Sign in Register
Posted On: 14 June 2010 06:22 pm
Updated On: 12 November 2020 02:10 pm

FIFA slams bid to block Jazeera signal

Paper Boy
Paper Boy
Discuss here!
Start a discussion

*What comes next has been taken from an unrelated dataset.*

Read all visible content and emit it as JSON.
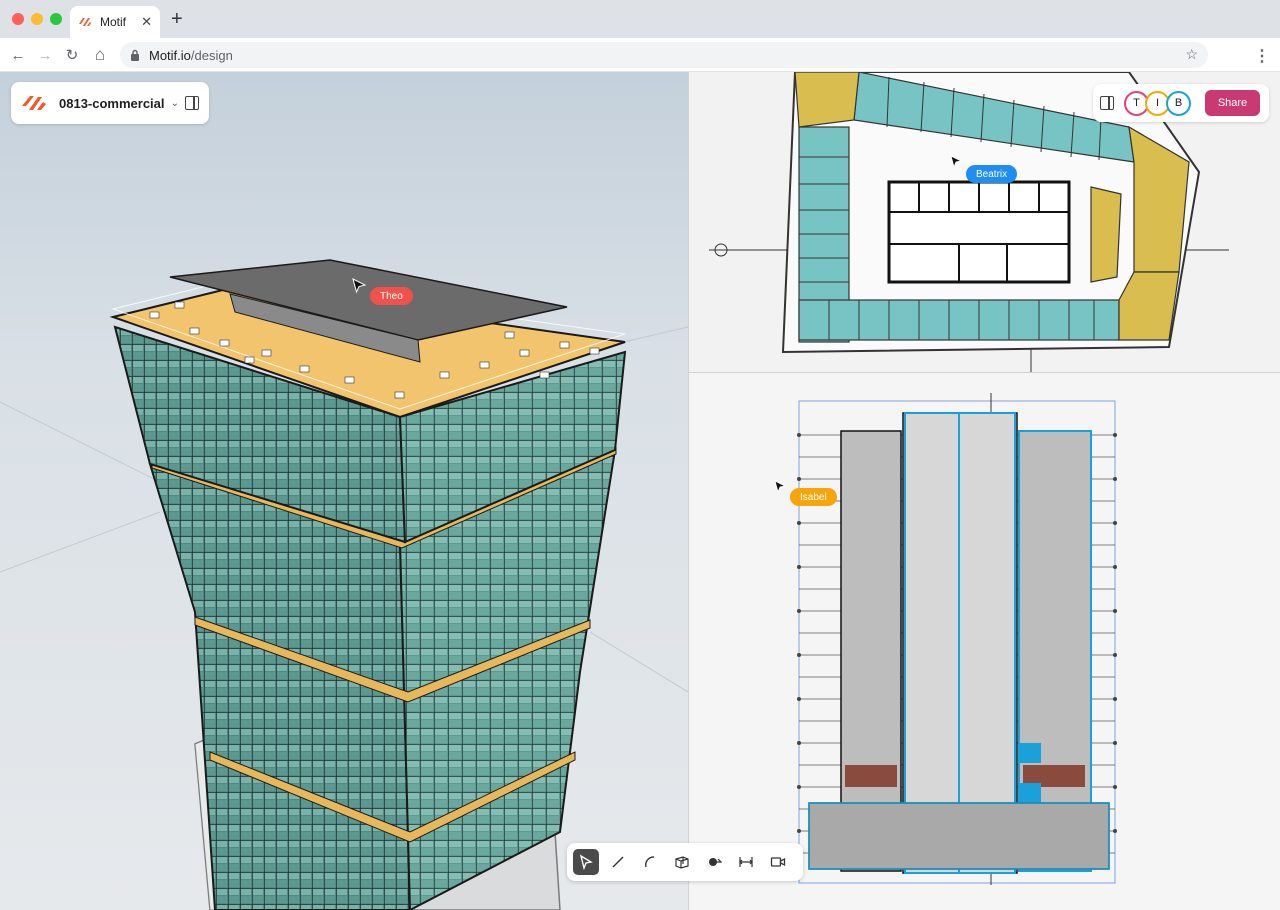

The international governing body of football, FIFA yesterday slammed attempts by unknown elements to block Al Jazeera Sport channel’s World Cup transmission and said it would fully support the television station to locate and prosecute the culprits. Al Jazeera Sport, which has exclusive World Cup transmission rights for the entire Middle East and North Africa (MENA) region, yesterday said it switched satellites to avoid the interference but that didn’t help as these transmissions also suffered. The TV station even switched to a Hot Bird satellite. Observers said this was the first time hackers had become active and targeted the broadcast of as coveted a sporting event as the football World Cup. Millions of football fans across the MENA region were deprived of live action from the opening game of the month-long tournament on Friday and during yesterday’s fixture between Argentina and Nigeria. The transmission of the first half of yesterday’s match was marred by disruptions, frustrating soccer fans across the region immensely as they were eager to watch Argentina in action, especially as World Player of the Year Lionel Messi was playing. Following Friday’s disruptions, Al Jazeera Sport sought FIFA’s permission and yesterday launched a free-to-air channel (Channel 2) to broadcast the matches. This channel will be operating today also. Al Jazeera Sport said its signal was deliberately jammed on Nilesat and Arabsat satellites in an act of piracy. Viewers were faced with blank or frozen screens when they tried to watch the opening game between Mexico and South Africa on Friday. Al Jazeera’s signal returned in the second half of the match, but the quality was patchy, Al reported yesterday. Some commentary for the game also appeared in the wrong language. “We apologise for the interruption that happened, it was because of satellite interference from an unknown source,” Nasser Al Kholeifi, managing director of Al Jazeera Sport, said. He said he was astonished that the World Cup signal was blocked because it is “not a political programme but a sporting event…We will do whatever we can to find whoever was responsible”. But viewers across the MENA region, including Egypt and Palestine, were furious over not being able to watch the matches. Egypt-based satellite company Nilesat is very popular in the MENA region since it provides access to a number of Arabic language channels. The company said it would take all measures necessary against such an irresponsible act (interference) that violates all international laws and norms. The company denied allegations that it was blocking Al Jazeera’s telecast of the opening game between South Africa and Mexico. The blockage was caused by unknown sources, the firm reiterated. Meanwhile, the chairman of Egypt’s TV and Radio Association, Osama Sheikh, told the media they would take legal action against Al Jazeera Sport for making allegations against Nilesat. “Al Jazeera Sport is upset with the success of Egyptian TV as it succeeded in transmitting the World Cup opening game, for which the channel paid 120 million Egyptian pounds. Egyptians prefer to watch local channels in place of a Qatari channel,” said Sheikh.